Dr. Roger Newman-Norlund had an idea. What if he took the power and appeal of video gaming and matched it to the needs of individuals with autism. Enter- “The Cooperation Station”. A suite of currently 6 different video games that Roger and his team created. The appeal of the traditional video game is still there. But with the Cooperation Station, the reinforcement and reward only can happen when you work together with another person. The games are all cooperative in nature to some degree. For instance, in one game, the players must work together to carry a beam through a maze puzzle to a defined area. In order to do this, players must communicate to some degree as they work together. Even better, their faces actually appear on their on-screen players for more personalization in the process.

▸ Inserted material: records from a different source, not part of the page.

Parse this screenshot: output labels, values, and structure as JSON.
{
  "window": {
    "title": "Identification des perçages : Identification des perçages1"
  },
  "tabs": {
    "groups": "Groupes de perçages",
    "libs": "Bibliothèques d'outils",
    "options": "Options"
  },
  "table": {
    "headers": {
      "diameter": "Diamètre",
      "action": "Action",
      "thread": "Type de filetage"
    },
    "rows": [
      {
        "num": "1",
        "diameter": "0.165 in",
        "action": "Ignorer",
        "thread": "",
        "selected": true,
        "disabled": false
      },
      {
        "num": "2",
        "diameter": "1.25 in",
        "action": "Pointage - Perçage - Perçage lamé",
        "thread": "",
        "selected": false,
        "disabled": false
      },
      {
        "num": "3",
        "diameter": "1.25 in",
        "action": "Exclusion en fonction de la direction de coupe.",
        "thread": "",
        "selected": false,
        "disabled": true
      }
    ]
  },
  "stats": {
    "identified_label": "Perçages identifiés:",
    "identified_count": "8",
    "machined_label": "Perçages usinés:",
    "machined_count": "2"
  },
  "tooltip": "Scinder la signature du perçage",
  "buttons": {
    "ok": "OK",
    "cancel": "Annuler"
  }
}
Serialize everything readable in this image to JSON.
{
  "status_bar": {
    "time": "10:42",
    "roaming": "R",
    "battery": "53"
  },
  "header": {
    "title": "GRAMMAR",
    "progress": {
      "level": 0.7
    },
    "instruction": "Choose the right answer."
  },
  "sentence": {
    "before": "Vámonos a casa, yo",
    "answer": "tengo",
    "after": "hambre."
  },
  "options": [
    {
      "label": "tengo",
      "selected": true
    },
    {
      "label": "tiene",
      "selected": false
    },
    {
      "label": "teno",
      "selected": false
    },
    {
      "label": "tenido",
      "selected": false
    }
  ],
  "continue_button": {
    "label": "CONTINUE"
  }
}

Ultimately, the games both assess social skills and act as an intervention to improve social skills and interactions of individuals with autism.
Our students have been playing the games for nearly 2 months now and find them enjoyable and are interacting more than they would have before. It is great to see students actually communicating with each other to solve a purposeful challenge when in the past they may have never spoken to each other at all. It was also fun watching the students that call themselves “gamers” really have to stop and change how they approached the games because now they must rely on another person rather then just themselves.
Newman-Norlund mentions that the essence of teamwork is working together to achieve a common goal. In the process, motor skills, language, cognition, synchronization, and much more are developed. The entire process is incredibly complex. Developing these skills in individuals with autism is so very important. Using video games as a means to do this is both innovative and fun. Roger and his team remain at the cutting edge and I look forward to the next steps of this process.
Dr. Roger Newman-Norlund is the Director of the USC Brain Stimulation Laboratory. He will be doing a Keynote on this topic at the NYS Association for Computers and Technologies in Education upcoming Special Education Summit at Wildwood Programs on May 16, 2015. The keynote is entitled: “At the Crossroads of Technology and Special Education: A Role for Serious Games in Serious Autism Interventions”.
Mark Giufre (deTechtive1) 2013